There is no dispute that a comprehensive, well structured, physical training regimen is extremely beneficial to our physical well-being. The effect that exercise has on our mental health has become increasingly popular. Studies have been conducted considering the positive effects exercise has on mental issues such as depression, anxiety, and low self-esteem to name a few (Mikkelsena, Stojanovskaa, Polenakovicb, Bosevskic & Apostolopoulos, 2017). But what does that mean for you in your addiction recovery journey? Persons in recovery often find themselves living with co-occurring disorders (a combination of two or more disorders occurring simultaneously). Taking a holistic approach in treatment (i.e. exercise, proper nutrition, medicine, posture, etc…) may prove to be successful in alleviating multiple symptoms/issues at one time.
What exactly happens in our brains when we exercise?
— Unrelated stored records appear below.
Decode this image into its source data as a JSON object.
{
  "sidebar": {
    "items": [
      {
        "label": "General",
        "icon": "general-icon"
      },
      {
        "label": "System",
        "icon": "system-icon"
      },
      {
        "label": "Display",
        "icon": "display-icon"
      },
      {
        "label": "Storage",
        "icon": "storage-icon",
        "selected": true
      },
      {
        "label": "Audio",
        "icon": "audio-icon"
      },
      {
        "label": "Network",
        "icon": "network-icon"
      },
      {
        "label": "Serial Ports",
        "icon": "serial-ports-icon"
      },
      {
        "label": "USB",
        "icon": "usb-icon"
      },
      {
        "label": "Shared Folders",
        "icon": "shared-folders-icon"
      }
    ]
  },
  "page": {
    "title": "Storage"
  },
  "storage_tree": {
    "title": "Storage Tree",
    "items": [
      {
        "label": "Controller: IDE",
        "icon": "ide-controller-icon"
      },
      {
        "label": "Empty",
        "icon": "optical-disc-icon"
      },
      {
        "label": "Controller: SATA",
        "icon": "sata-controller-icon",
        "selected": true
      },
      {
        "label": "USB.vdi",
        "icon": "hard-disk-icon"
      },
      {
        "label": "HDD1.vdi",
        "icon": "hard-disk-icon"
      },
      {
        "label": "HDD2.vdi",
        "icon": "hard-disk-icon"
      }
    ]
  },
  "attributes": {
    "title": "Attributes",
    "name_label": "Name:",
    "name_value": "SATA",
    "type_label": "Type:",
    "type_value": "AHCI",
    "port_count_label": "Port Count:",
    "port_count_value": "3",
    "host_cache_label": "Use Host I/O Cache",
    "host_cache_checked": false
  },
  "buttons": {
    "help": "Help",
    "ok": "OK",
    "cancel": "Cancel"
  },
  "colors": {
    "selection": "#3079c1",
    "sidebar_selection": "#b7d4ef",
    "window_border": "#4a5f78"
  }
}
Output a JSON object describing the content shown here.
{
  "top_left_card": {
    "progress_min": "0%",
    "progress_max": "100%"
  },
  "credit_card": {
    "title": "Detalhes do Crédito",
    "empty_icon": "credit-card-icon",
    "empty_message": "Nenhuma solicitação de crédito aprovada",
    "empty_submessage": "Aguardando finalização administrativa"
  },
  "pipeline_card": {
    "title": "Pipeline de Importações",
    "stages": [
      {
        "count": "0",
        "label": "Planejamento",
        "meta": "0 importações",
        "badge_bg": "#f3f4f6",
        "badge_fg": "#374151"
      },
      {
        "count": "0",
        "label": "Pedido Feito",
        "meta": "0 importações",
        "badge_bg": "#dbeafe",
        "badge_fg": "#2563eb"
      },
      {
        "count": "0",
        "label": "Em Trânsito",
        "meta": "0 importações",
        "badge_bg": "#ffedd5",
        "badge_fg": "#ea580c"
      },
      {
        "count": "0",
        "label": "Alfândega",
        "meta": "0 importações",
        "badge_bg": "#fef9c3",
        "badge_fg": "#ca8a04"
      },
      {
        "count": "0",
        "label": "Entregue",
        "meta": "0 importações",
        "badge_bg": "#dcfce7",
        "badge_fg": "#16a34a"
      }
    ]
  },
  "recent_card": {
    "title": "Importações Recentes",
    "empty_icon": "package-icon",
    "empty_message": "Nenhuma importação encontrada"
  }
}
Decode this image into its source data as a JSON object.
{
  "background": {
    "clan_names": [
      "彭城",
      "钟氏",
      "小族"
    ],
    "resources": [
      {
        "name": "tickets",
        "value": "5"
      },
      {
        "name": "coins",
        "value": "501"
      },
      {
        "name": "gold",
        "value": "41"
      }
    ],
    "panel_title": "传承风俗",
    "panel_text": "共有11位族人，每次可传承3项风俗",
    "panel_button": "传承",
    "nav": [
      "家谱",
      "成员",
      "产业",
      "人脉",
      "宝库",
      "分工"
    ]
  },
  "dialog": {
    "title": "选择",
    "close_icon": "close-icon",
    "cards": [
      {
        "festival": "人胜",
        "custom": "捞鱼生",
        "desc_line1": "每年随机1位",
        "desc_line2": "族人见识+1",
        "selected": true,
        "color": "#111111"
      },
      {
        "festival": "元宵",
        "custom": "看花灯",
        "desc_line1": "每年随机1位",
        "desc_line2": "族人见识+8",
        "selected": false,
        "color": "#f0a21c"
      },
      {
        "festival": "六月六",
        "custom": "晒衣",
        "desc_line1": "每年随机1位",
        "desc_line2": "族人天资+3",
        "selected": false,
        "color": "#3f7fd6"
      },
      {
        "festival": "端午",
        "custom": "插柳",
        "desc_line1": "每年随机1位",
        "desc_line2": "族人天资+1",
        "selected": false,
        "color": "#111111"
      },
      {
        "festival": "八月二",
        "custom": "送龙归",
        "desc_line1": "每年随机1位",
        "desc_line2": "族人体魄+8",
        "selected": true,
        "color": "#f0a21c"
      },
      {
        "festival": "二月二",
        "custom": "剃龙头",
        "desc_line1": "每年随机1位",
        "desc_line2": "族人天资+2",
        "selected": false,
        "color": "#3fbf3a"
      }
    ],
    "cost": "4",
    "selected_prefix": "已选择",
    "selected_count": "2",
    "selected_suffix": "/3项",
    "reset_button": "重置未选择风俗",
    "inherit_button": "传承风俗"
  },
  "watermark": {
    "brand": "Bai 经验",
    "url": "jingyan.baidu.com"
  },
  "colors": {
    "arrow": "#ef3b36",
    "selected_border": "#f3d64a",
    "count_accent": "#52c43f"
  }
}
When we exercise, some key neurotransmitters are released in the brain. One of these neurotransmitters is endorphin. Endorphins are our body’s natural pain relievers/blockers, that also play a role in our feelings of pleasure and can relieve stress. Another neurotransmitter, serotonin, is produced and released, in the presence of exercise. Serotonin is thought to play a significant role in processes related to mood, appetite, sexual desire, sleep, and memory to name a few. Brain-Derived Neurotrophic Factor, or BDNF, is also influenced by exercise. BDNF is a protein (in the neurotrophin family) that has been shown to play a role in improving synaptic transmission, learning, memory, and improvement of the overall health of neurons.
So why is this important in treating mental health issues?
Some of the more prevalent mental health issues, such as depression, can hardly be explained as being caused by one sole factor. In depression, for example, some of the factors that play a role are biological or chemical imbalances, environmental issues, and psychological trauma to name a few. Because the cause is multifaceted, so too must the treatment be. Exercise affects many aspects of one’s life. Depending on the exercise, it might make a person stronger physically and mentally. It might encourage the depressed person to make connections during a group exercise class and not isolate themselves which we know plays an important role in depression. Exercising can help produce and secrete hormones and transmitters to change brain and body chemistry for the better. It can help correct blood pressure issues and other common physical ailments that have been known to affect mood and mental well-being.
Research for the efficacy of exercise on mental health is ongoing. There is no denying that exercise is genuinely good for overall health. In recovery, this is one of the many things that you have total control over that will play a significant role. Why not set yourself up for success?
Consult with your primary care physician to see what types of exercises are right for you.
Please see below for more information associated with exercise, mental health and your recovery: